Where the records hold the string "COLLECTION", show the whole line it sits on.
DATASET RECORDS below:
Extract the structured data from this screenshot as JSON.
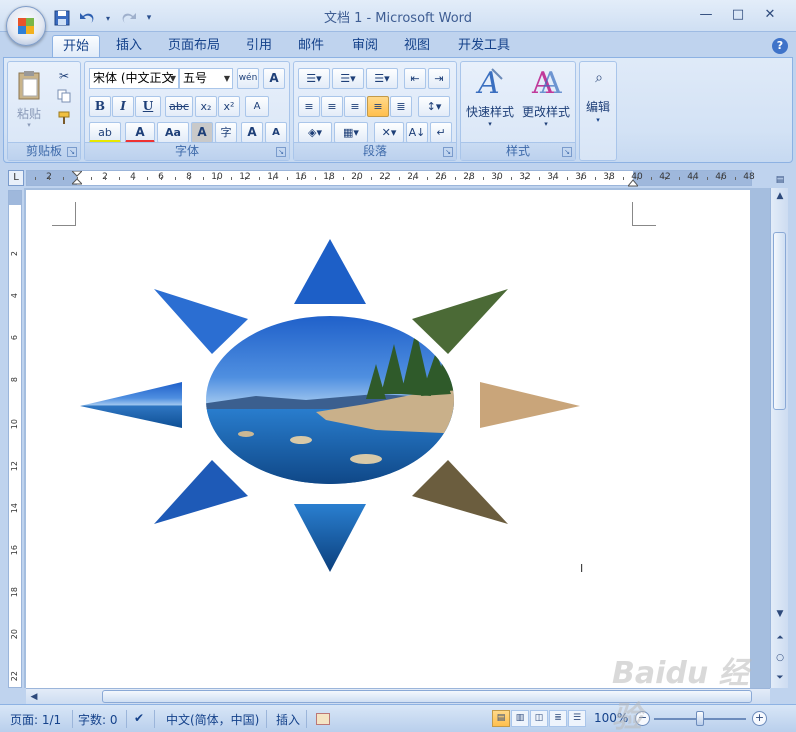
{
  "window": {
    "title": "文档 1 - Microsoft Word",
    "minimize": "—",
    "maximize": "□",
    "close": "✕"
  },
  "quick_access": {
    "save_icon": "save-icon",
    "undo_icon": "undo-icon",
    "redo_icon": "redo-icon",
    "customize_icon": "customize-icon"
  },
  "tabs": [
    {
      "label": "开始",
      "active": true
    },
    {
      "label": "插入"
    },
    {
      "label": "页面布局"
    },
    {
      "label": "引用"
    },
    {
      "label": "邮件"
    },
    {
      "label": "审阅"
    },
    {
      "label": "视图"
    },
    {
      "label": "开发工具"
    }
  ],
  "ribbon": {
    "clipboard": {
      "label": "剪贴板",
      "paste": "粘贴"
    },
    "font": {
      "label": "字体",
      "font_name": "宋体 (中文正文",
      "font_size": "五号",
      "bold": "B",
      "italic": "I",
      "underline": "U",
      "strike": "abc",
      "subscript": "x₂",
      "superscript": "x²",
      "highlight": "ab",
      "font_color": "A",
      "change_case": "Aa",
      "char_shading": "A",
      "enclose": "字",
      "grow": "A",
      "shrink": "A",
      "phonetic": "wén",
      "border_char": "A",
      "clear_format": "A"
    },
    "paragraph": {
      "label": "段落"
    },
    "styles": {
      "label": "样式",
      "quick_styles": "快速样式",
      "change_styles": "更改样式"
    },
    "editing": {
      "label": "编辑"
    }
  },
  "ruler": {
    "corner": "L",
    "h_numbers": [
      "2",
      "2",
      "4",
      "6",
      "8",
      "10",
      "12",
      "14",
      "16",
      "18",
      "20",
      "22",
      "24",
      "26",
      "28",
      "30",
      "32",
      "34",
      "36",
      "38",
      "40",
      "42",
      "44",
      "46",
      "48"
    ],
    "v_numbers": [
      "2",
      "4",
      "6",
      "8",
      "10",
      "12",
      "14",
      "16",
      "18",
      "20",
      "22"
    ]
  },
  "statusbar": {
    "page": "页面: 1/1",
    "words": "字数: 0",
    "language": "中文(简体，中国)",
    "mode": "插入",
    "zoom": "100%"
  },
  "watermark": "Baidu 经验"
}
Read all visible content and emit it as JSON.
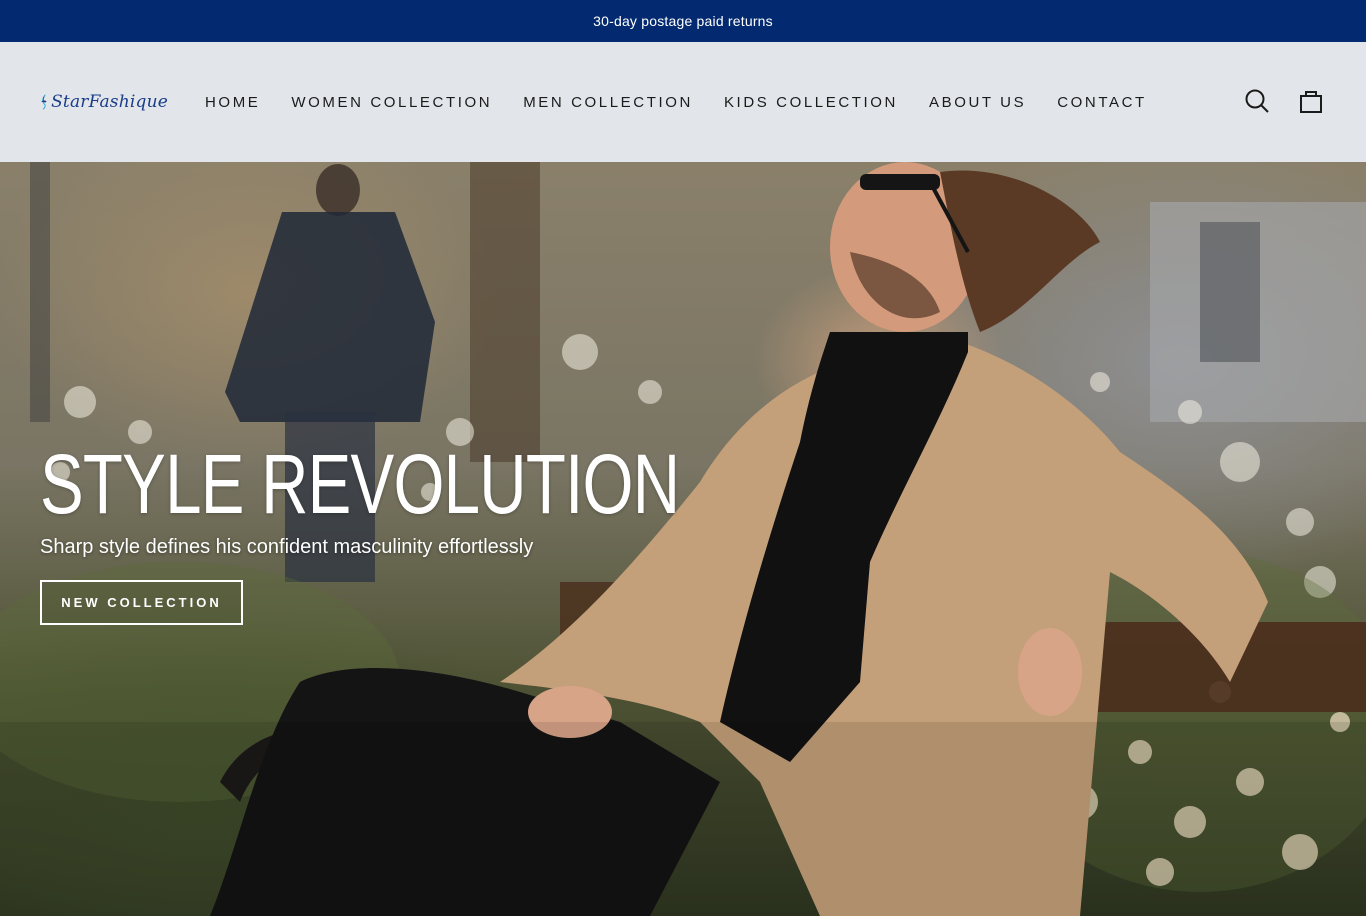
{
  "announcement": {
    "text": "30-day postage paid returns"
  },
  "logo": {
    "text": "StarFashique"
  },
  "nav": {
    "items": [
      {
        "label": "HOME"
      },
      {
        "label": "WOMEN COLLECTION"
      },
      {
        "label": "MEN COLLECTION"
      },
      {
        "label": "KIDS COLLECTION"
      },
      {
        "label": "ABOUT US"
      },
      {
        "label": "CONTACT"
      }
    ]
  },
  "header_icons": [
    "search-icon",
    "cart-icon"
  ],
  "hero": {
    "title": "STYLE REVOLUTION",
    "subtitle": "Sharp style defines his confident masculinity effortlessly",
    "button_label": "NEW COLLECTION"
  },
  "colors": {
    "announcement_bg": "#032a70",
    "header_bg": "#e2e5e9",
    "logo_blue": "#1a3d8a",
    "logo_cyan": "#1fa3d9"
  }
}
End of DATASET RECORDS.
### SOLUTION TO THE PROBLEM
        "label": "WOMEN COLLECTION"
        "label": "MEN COLLECTION"
        "label": "KIDS COLLECTION"
    "button_label": "NEW COLLECTION"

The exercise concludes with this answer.